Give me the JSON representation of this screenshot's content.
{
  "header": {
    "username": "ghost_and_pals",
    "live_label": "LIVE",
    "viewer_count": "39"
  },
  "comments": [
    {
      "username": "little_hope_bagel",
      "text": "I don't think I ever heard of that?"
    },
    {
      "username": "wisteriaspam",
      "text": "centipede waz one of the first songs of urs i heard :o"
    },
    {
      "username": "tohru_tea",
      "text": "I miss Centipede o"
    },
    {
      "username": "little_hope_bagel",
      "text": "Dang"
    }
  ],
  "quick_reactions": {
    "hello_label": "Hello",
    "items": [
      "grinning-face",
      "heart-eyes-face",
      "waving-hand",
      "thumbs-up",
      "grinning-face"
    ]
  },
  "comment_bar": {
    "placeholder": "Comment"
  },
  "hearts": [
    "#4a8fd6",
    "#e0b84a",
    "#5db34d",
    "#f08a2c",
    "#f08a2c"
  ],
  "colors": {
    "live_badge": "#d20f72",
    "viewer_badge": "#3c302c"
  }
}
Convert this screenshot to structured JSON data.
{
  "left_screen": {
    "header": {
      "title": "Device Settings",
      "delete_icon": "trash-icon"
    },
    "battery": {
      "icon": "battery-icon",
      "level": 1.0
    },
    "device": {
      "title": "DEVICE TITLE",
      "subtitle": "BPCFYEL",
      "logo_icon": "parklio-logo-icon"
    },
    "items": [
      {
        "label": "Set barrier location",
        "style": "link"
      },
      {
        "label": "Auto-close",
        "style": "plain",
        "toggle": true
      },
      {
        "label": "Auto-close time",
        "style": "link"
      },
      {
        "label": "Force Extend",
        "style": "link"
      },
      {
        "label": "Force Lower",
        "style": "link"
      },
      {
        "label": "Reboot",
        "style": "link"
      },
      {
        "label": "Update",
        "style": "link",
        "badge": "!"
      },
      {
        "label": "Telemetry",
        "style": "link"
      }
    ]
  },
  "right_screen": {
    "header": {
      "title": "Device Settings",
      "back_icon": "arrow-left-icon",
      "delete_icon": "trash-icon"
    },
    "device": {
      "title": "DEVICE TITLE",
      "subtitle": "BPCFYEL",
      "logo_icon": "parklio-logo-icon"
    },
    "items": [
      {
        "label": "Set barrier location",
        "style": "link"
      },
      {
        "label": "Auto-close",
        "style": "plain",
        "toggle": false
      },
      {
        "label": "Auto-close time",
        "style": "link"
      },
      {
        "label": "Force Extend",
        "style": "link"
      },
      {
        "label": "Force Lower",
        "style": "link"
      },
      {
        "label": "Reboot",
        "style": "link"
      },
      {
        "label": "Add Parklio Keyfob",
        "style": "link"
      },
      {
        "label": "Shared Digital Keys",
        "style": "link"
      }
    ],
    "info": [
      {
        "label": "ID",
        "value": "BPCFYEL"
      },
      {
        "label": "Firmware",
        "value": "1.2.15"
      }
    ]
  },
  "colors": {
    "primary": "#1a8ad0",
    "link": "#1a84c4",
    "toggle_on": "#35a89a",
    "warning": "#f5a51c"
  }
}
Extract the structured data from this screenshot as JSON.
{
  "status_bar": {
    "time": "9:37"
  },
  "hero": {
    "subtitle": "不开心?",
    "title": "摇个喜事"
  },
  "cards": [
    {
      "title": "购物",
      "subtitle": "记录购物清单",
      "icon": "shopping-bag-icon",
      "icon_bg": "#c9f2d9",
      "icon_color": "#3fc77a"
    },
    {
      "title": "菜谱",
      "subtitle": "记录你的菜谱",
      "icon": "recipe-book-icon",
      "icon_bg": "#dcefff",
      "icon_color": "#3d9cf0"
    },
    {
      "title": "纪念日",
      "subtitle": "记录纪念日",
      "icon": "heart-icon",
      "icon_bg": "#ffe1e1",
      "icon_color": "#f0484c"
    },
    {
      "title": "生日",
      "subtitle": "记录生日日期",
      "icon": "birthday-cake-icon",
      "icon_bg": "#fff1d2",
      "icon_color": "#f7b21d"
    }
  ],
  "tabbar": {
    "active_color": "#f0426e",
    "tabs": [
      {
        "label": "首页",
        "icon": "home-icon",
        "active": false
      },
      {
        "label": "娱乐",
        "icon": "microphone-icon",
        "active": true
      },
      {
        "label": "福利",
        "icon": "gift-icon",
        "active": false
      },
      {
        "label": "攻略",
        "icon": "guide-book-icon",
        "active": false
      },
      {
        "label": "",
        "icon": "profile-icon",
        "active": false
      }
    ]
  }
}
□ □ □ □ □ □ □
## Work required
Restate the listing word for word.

## Answer for the task
Give me the JSON representation of this screenshot's content.
{
  "header": {
    "username": "ghost_and_pals",
    "live_label": "LIVE",
    "viewer_count": "39"
  },
  "comments": [
    {
      "username": "little_hope_bagel",
      "text": "I don't think I ever heard of that?"
    },
    {
      "username": "wisteriaspam",
      "text": "centipede waz one of the first songs of urs i heard :o"
    },
    {
      "username": "tohru_tea",
      "text": "I miss Centipede o"
    },
    {
      "username": "little_hope_bagel",
      "text": "Dang"
    }
  ],
  "quick_reactions": {
    "hello_label": "Hello",
    "items": [
      "grinning-face",
      "heart-eyes-face",
      "waving-hand",
      "thumbs-up",
      "grinning-face"
    ]
  },
  "comment_bar": {
    "placeholder": "Comment"
  },
  "hearts": [
    "#4a8fd6",
    "#e0b84a",
    "#5db34d",
    "#f08a2c",
    "#f08a2c"
  ],
  "colors": {
    "live_badge": "#d20f72",
    "viewer_badge": "#3c302c"
  }
}
Convert this screenshot to structured JSON data.
{
  "left_screen": {
    "header": {
      "title": "Device Settings",
      "delete_icon": "trash-icon"
    },
    "battery": {
      "icon": "battery-icon",
      "level": 1.0
    },
    "device": {
      "title": "DEVICE TITLE",
      "subtitle": "BPCFYEL",
      "logo_icon": "parklio-logo-icon"
    },
    "items": [
      {
        "label": "Set barrier location",
        "style": "link"
      },
      {
        "label": "Auto-close",
        "style": "plain",
        "toggle": true
      },
      {
        "label": "Auto-close time",
        "style": "link"
      },
      {
        "label": "Force Extend",
        "style": "link"
      },
      {
        "label": "Force Lower",
        "style": "link"
      },
      {
        "label": "Reboot",
        "style": "link"
      },
      {
        "label": "Update",
        "style": "link",
        "badge": "!"
      },
      {
        "label": "Telemetry",
        "style": "link"
      }
    ]
  },
  "right_screen": {
    "header": {
      "title": "Device Settings",
      "back_icon": "arrow-left-icon",
      "delete_icon": "trash-icon"
    },
    "device": {
      "title": "DEVICE TITLE",
      "subtitle": "BPCFYEL",
      "logo_icon": "parklio-logo-icon"
    },
    "items": [
      {
        "label": "Set barrier location",
        "style": "link"
      },
      {
        "label": "Auto-close",
        "style": "plain",
        "toggle": false
      },
      {
        "label": "Auto-close time",
        "style": "link"
      },
      {
        "label": "Force Extend",
        "style": "link"
      },
      {
        "label": "Force Lower",
        "style": "link"
      },
      {
        "label": "Reboot",
        "style": "link"
      },
      {
        "label": "Add Parklio Keyfob",
        "style": "link"
      },
      {
        "label": "Shared Digital Keys",
        "style": "link"
      }
    ],
    "info": [
      {
        "label": "ID",
        "value": "BPCFYEL"
      },
      {
        "label": "Firmware",
        "value": "1.2.15"
      }
    ]
  },
  "colors": {
    "primary": "#1a8ad0",
    "link": "#1a84c4",
    "toggle_on": "#35a89a",
    "warning": "#f5a51c"
  }
}
Extract the structured data from this screenshot as JSON.
{
  "status_bar": {
    "time": "9:37"
  },
  "hero": {
    "subtitle": "不开心?",
    "title": "摇个喜事"
  },
  "cards": [
    {
      "title": "购物",
      "subtitle": "记录购物清单",
      "icon": "shopping-bag-icon",
      "icon_bg": "#c9f2d9",
      "icon_color": "#3fc77a"
    },
    {
      "title": "菜谱",
      "subtitle": "记录你的菜谱",
      "icon": "recipe-book-icon",
      "icon_bg": "#dcefff",
      "icon_color": "#3d9cf0"
    },
    {
      "title": "纪念日",
      "subtitle": "记录纪念日",
      "icon": "heart-icon",
      "icon_bg": "#ffe1e1",
      "icon_color": "#f0484c"
    },
    {
      "title": "生日",
      "subtitle": "记录生日日期",
      "icon": "birthday-cake-icon",
      "icon_bg": "#fff1d2",
      "icon_color": "#f7b21d"
    }
  ],
  "tabbar": {
    "active_color": "#f0426e",
    "tabs": [
      {
        "label": "首页",
        "icon": "home-icon",
        "active": false
      },
      {
        "label": "娱乐",
        "icon": "microphone-icon",
        "active": true
      },
      {
        "label": "福利",
        "icon": "gift-icon",
        "active": false
      },
      {
        "label": "攻略",
        "icon": "guide-book-icon",
        "active": false
      },
      {
        "label": "",
        "icon": "profile-icon",
        "active": false
      }
    ]
  }
}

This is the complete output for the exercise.